Web page and app entries:
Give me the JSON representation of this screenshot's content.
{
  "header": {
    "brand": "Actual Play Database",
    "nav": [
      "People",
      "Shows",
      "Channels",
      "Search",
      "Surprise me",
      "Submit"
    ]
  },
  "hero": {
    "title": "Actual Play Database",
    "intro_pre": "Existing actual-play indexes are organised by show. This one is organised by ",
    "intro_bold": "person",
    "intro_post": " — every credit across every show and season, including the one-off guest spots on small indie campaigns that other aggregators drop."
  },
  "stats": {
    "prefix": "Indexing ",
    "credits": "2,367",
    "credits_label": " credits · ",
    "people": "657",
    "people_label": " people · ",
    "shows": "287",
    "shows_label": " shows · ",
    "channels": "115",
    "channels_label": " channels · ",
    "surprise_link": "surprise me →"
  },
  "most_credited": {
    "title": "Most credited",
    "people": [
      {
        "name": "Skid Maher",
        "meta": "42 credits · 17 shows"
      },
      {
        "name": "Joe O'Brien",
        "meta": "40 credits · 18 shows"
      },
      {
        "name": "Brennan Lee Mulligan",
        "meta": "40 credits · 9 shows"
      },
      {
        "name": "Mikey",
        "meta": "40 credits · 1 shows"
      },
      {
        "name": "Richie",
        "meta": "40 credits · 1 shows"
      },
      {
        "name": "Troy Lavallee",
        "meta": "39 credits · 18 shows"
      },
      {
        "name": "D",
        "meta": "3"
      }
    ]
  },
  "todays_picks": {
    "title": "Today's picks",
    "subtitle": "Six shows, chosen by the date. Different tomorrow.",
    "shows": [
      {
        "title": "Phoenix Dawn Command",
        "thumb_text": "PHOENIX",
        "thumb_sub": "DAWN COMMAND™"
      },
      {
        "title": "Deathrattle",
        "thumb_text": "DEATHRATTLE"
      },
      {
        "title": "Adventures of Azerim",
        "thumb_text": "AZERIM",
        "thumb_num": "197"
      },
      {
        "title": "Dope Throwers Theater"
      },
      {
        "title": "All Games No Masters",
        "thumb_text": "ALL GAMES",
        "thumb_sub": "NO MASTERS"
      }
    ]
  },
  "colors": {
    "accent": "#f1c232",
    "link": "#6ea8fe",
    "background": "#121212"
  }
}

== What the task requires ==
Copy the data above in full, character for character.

== Solution below ==
Give me the JSON representation of this screenshot's content.
{
  "header": {
    "brand": "Actual Play Database",
    "nav": [
      "People",
      "Shows",
      "Channels",
      "Search",
      "Surprise me",
      "Submit"
    ]
  },
  "hero": {
    "title": "Actual Play Database",
    "intro_pre": "Existing actual-play indexes are organised by show. This one is organised by ",
    "intro_bold": "person",
    "intro_post": " — every credit across every show and season, including the one-off guest spots on small indie campaigns that other aggregators drop."
  },
  "stats": {
    "prefix": "Indexing ",
    "credits": "2,367",
    "credits_label": " credits · ",
    "people": "657",
    "people_label": " people · ",
    "shows": "287",
    "shows_label": " shows · ",
    "channels": "115",
    "channels_label": " channels · ",
    "surprise_link": "surprise me →"
  },
  "most_credited": {
    "title": "Most credited",
    "people": [
      {
        "name": "Skid Maher",
        "meta": "42 credits · 17 shows"
      },
      {
        "name": "Joe O'Brien",
        "meta": "40 credits · 18 shows"
      },
      {
        "name": "Brennan Lee Mulligan",
        "meta": "40 credits · 9 shows"
      },
      {
        "name": "Mikey",
        "meta": "40 credits · 1 shows"
      },
      {
        "name": "Richie",
        "meta": "40 credits · 1 shows"
      },
      {
        "name": "Troy Lavallee",
        "meta": "39 credits · 18 shows"
      },
      {
        "name": "D",
        "meta": "3"
      }
    ]
  },
  "todays_picks": {
    "title": "Today's picks",
    "subtitle": "Six shows, chosen by the date. Different tomorrow.",
    "shows": [
      {
        "title": "Phoenix Dawn Command",
        "thumb_text": "PHOENIX",
        "thumb_sub": "DAWN COMMAND™"
      },
      {
        "title": "Deathrattle",
        "thumb_text": "DEATHRATTLE"
      },
      {
        "title": "Adventures of Azerim",
        "thumb_text": "AZERIM",
        "thumb_num": "197"
      },
      {
        "title": "Dope Throwers Theater"
      },
      {
        "title": "All Games No Masters",
        "thumb_text": "ALL GAMES",
        "thumb_sub": "NO MASTERS"
      }
    ]
  },
  "colors": {
    "accent": "#f1c232",
    "link": "#6ea8fe",
    "background": "#121212"
  }
}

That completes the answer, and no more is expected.